The main problem with the film is that it’s relentlessly predictable from beginning to end, to the point that every scene unfolds exactly as you’d expect. In addition, the brutal flashback sequences (to Maruge being tortured by the British in the 1960’s) may prove too strong for younger viewers.

Worth seeing?

This is a well-made feel-good drama that makes up for its predictability with strong direction, an emotionally engaging script and terrific performances from its two leads. Worth seeing.


US Theatrical Distribution For First Grader

National Geographic Entertainment

By Brian Brooks - indiWIRE
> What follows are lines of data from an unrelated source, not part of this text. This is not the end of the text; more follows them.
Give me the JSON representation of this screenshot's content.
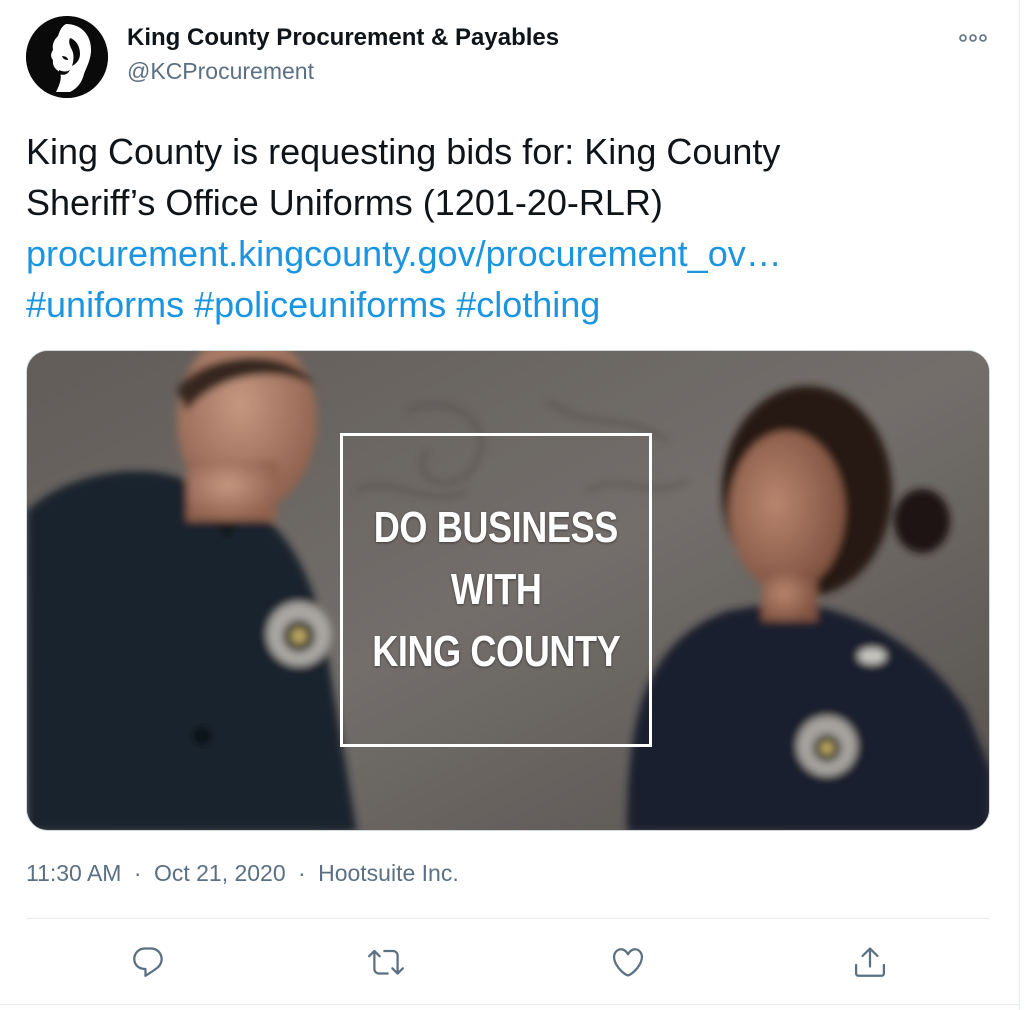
{
  "tweet": {
    "author": {
      "display_name": "King County Procurement & Payables",
      "handle": "@KCProcurement",
      "avatar_icon": "king-county-logo-icon"
    },
    "more_icon": "more-options-icon",
    "text_lines": [
      "King County is requesting bids for: King County",
      "Sheriff’s Office Uniforms (1201-20-RLR)"
    ],
    "link": "procurement.kingcounty.gov/procurement_ov…",
    "hashtags": [
      "#uniforms",
      "#policeuniforms",
      "#clothing"
    ],
    "media": {
      "overlay_lines": [
        "DO BUSINESS",
        "WITH",
        "KING COUNTY"
      ]
    },
    "meta": {
      "time": "11:30 AM",
      "date": "Oct 21, 2020",
      "source": "Hootsuite Inc.",
      "separator": "·"
    },
    "actions": [
      {
        "name": "reply",
        "icon": "reply-icon"
      },
      {
        "name": "retweet",
        "icon": "retweet-icon"
      },
      {
        "name": "like",
        "icon": "heart-icon"
      },
      {
        "name": "share",
        "icon": "share-icon"
      }
    ]
  },
  "colors": {
    "link": "#1b95e0",
    "secondary_text": "#5b7083",
    "primary_text": "#0f1419",
    "divider": "#e6ecf0"
  }
}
Director Justin Chadwick’s “The First Grader” has been picked up by National Geographic Entertainment for U.S. theatrical distribution. The true tale about an 84-year-old Kenyan’s battle for an education screened at the recent Toronto and Telluride film festivals. It was a runner-up for the Toronto fest’s “People’s Choice Award.”

“The First Grader” tells the true story of Maruge (Oliver Musila Litondo), an old Mau Mau rebel in his eighties, who knocks on the door of a bush primary school, seeking the free education promised by the Kenyan government to everyone. Maruge fought for Kenya’s liberation and now feels he has earned the chance of the education he was denied for so long - even if it means sitting in a first-grade classroom with six-year-olds. The teacher Jane Obinchu (Naomie Harris) supports Maruge’s struggle, and together they face the opposition from parents and officials who think it’s a waste educating this old man. Through his fight to learn how to read, Maruge and his teacher embark on a journey for a better future for himself and his country.

When I saw ‘The First Grader,’ I knew immediately that National Geographic should acquire it,” commented Daniel Battsek, president of National Geographic Films in a statement. “It’s not only about historic political events, but it tells a personal story with great warmth and humor. ‘The First Grader’ made Telluride and Toronto audiences laugh and cry, but it also made them think about the power of learning.”

Anant Singh at Distant Horizon, which co-financed the film, handled the domestic sale of “The First Grader;” Penny Wolf, at Goldcrest International, is handling international sales.

“The First Grader” is the latest in a string of major acquisitions for NGE including, “Restrepo,” the Everest adventure “The Wildest Dream,” and the upcoming “Desert Flower,” “Flying Monsters 3D” and “Blue Man Group: Mind Blast.”